Construction has begun on the first units in a residential development in Beltsville, which is projected to give Prince George’s County a “significant economic shot in the arm.”
Thomas Aylward, vice president of development in Jackson-Shaw’s Lanham office, said this week the $200 million, 63-acre project plays into the community’s growth. Jackson-Shaw, of Dallas, is the developer of the project, known as Brickyard Station.
When completed, Brickyard Station is estimated to support 1,300 units and be a transit-oriented community next to a MARC train station. The community is on the former site of the Washington Brick manufacturing complex and mine.
Brickyard Station is part of the Brick Yard, a 125-acre master-planned, multi-use development that represents a half-billion-dollar investment from Jackson-Shaw, according to company information.
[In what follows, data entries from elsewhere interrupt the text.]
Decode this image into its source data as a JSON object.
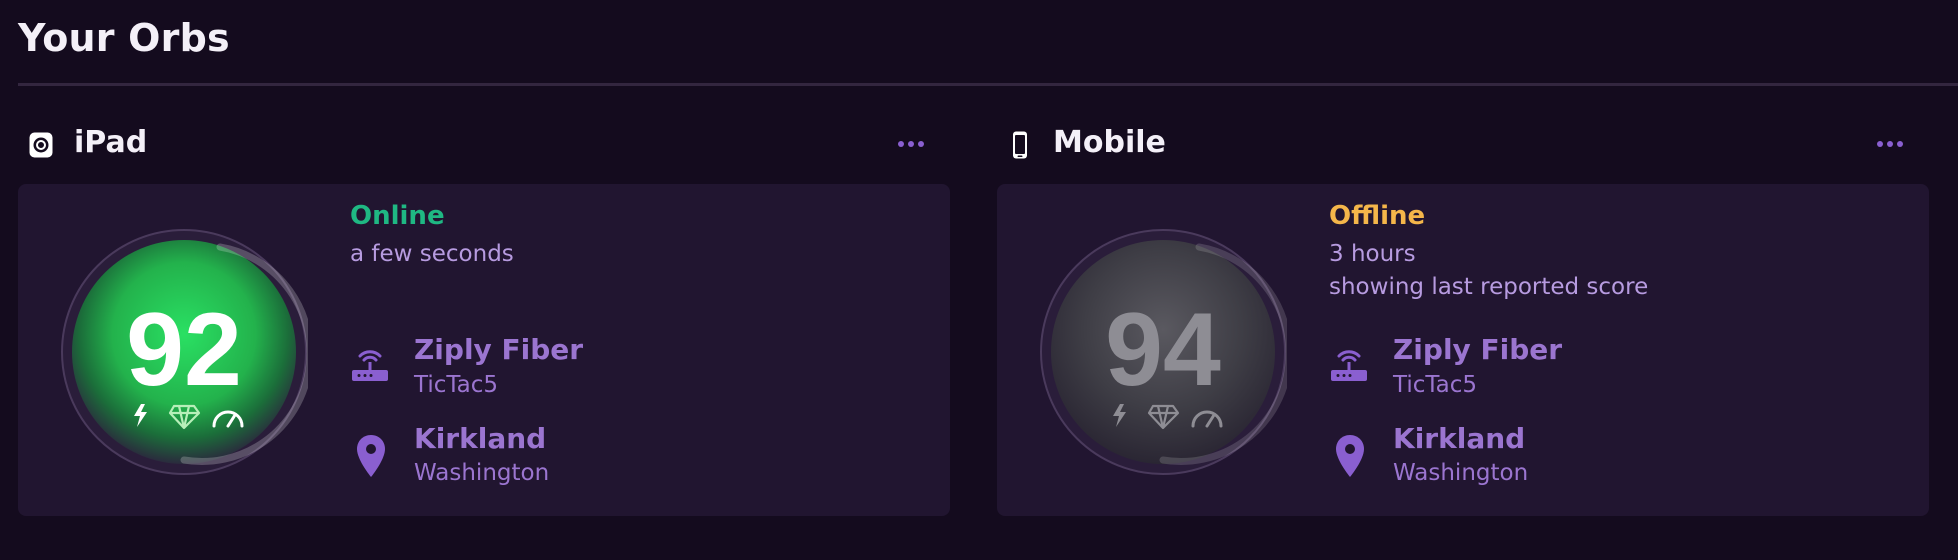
{
  "page": {
    "title": "Your Orbs"
  },
  "orbs": [
    {
      "device_name": "iPad",
      "device_icon": "ipad-orb-icon",
      "more_icon": "more-dots-icon",
      "status": "Online",
      "status_color": "#1fb883",
      "time_ago": "a few seconds",
      "note": "",
      "score": "92",
      "isp_name": "Ziply Fiber",
      "network_name": "TicTac5",
      "city": "Kirkland",
      "region": "Washington",
      "orb_color": "#2fb152"
    },
    {
      "device_name": "Mobile",
      "device_icon": "smartphone-icon",
      "more_icon": "more-dots-icon",
      "status": "Offline",
      "status_color": "#f4b64a",
      "time_ago": "3 hours",
      "note": "showing last reported score",
      "score": "94",
      "isp_name": "Ziply Fiber",
      "network_name": "TicTac5",
      "city": "Kirkland",
      "region": "Washington",
      "orb_color": "#4b4a52"
    }
  ],
  "accent_color": "#8a5fd0"
}
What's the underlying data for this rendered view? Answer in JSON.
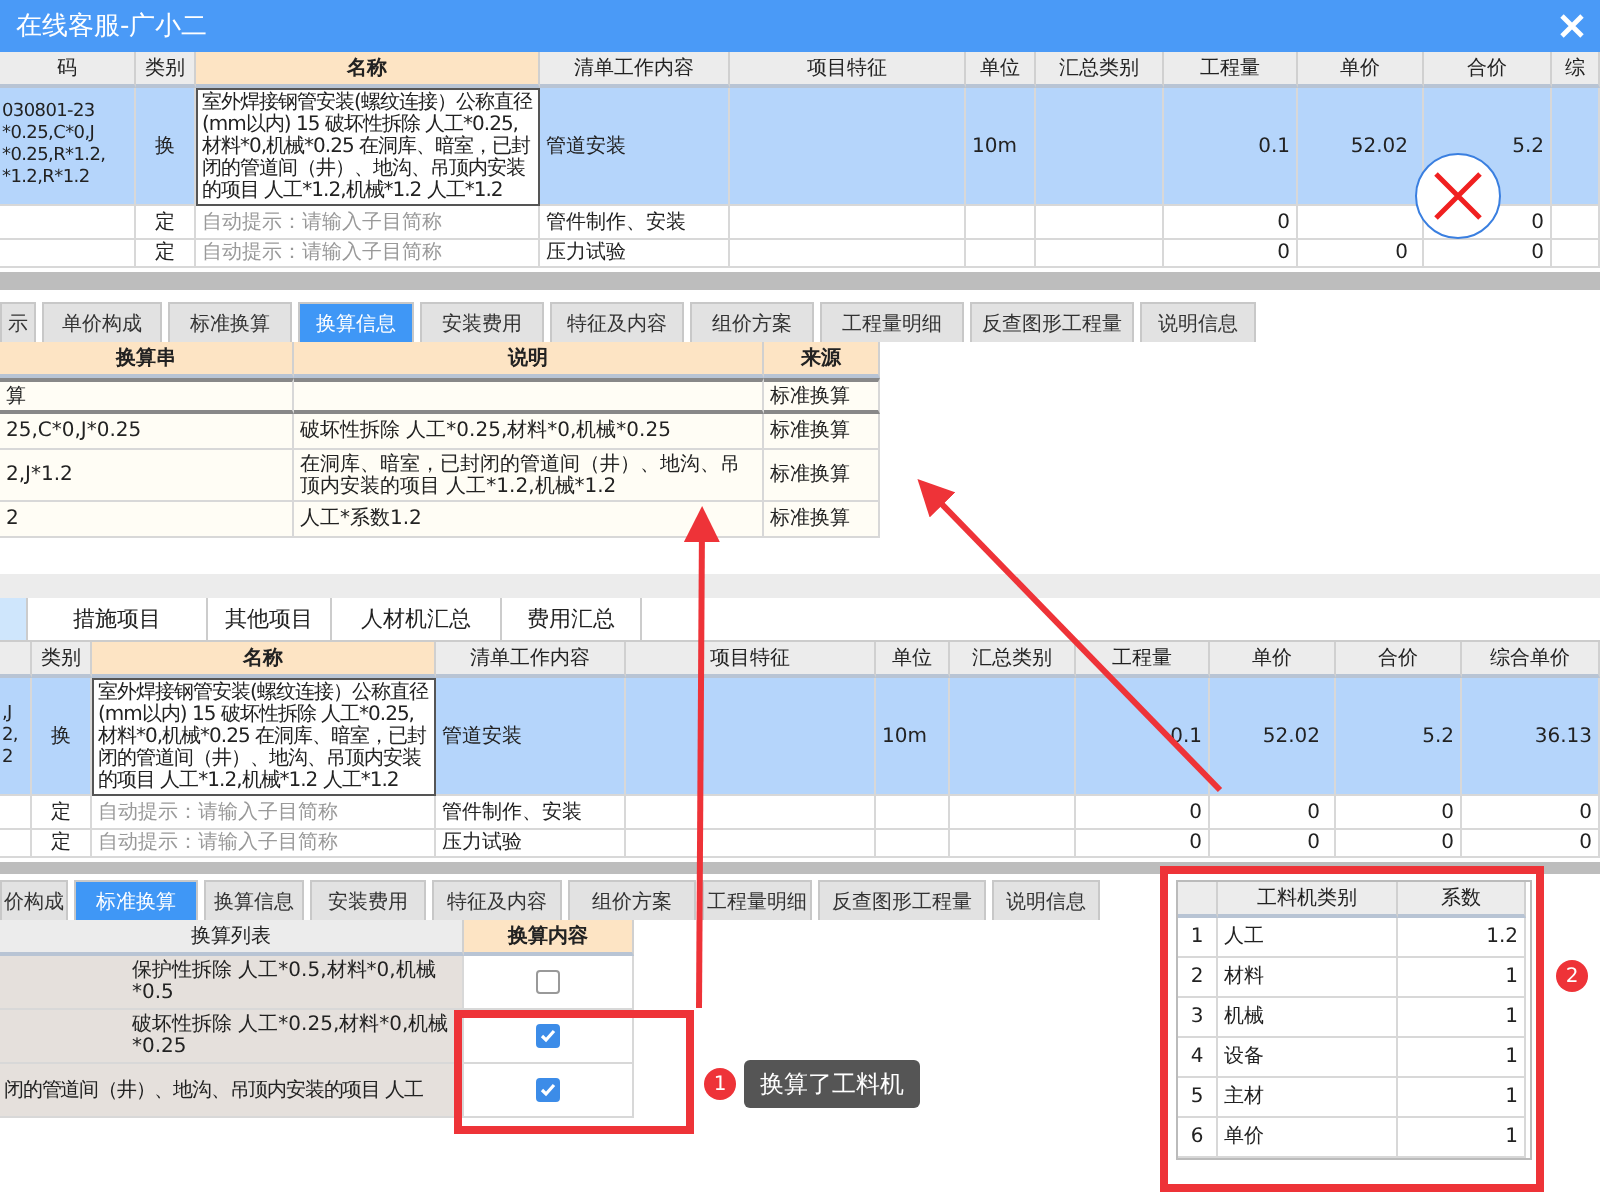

Jackson-Shaw began restoring the area from its industrial mining zone in 2005 and has transformed it into a 400,000-square-foot commercial complex comprising seven buildings. Tenants include Limbach Facility Services, Floormax, Party Rental and Freestate Electrical.
JLB Partners of Irving, Texas, is handling the first phase of the residential construction nearby, which includes 433 apartment units and about 7,000 square feet of potential retail space. This phase is expected to be completed next September and will result in $8 million in school and infrastructure impact fees to the county, Aylward said. The first phase involves a $100 million investment.
“We’re taking a raw piece of dirt and turning it into a vibrant community,” said Graham Brock, development partner with JLB, emphasizing how the project will tie into surrounding economic development efforts.
Brickyard Station is minutes from Laurel, where the 2,200-acre, mixed-use development Konterra is being built and where the Intercounty Connector will connect the Interstate 95 and U.S. 1 corridors to Montgomery County’s I-370. The area also is seeing an influx of people at Fort Meade through the Pentagon’s 2011 base realignment program, Brock said.
“People are really going to understand what it means to live here,” he said.
JLB chose the area because of its proximity to Washington and the jobs there, Brock said. The MARC train station provides access to both Baltimore and the Washington Metro system, he said.
Brock said his company plans to build an additional 427 units during its second phase three years from now.
While JLB is working on apartment units, Ryland Homes of Calabasas, Calif., has begun construction of 405 single-family homes and townhomes.
Ryland plans to have 82 townhouses in its first phase, which should be completed this year, Aylward said. Representatives from Ryland were not available for comment.
Together, the new units will support retail in the immediate area, Aylward said, calling the project Beltsville’s first “significant” one in the last five years. He said community groups have been supportive.
“Our original vision for the Brick Yard site was to create 1 million square feet of industrial space; however, Jackson-Shaw listened to the voice of the market and the community and ultimately created a project with office, industrial, residential and retail elements to benefit everyone,” Chase Galbraith, vice president of development for Jackson-Shaw, said in a statement.
Brickyard Station is intended to be a pedestrian-friendly campus with an extensive system of trails and numerous open green spaces, according to Jackson-Shaw information. Its commercial counterpart will feature a 20-acre dinosaur park.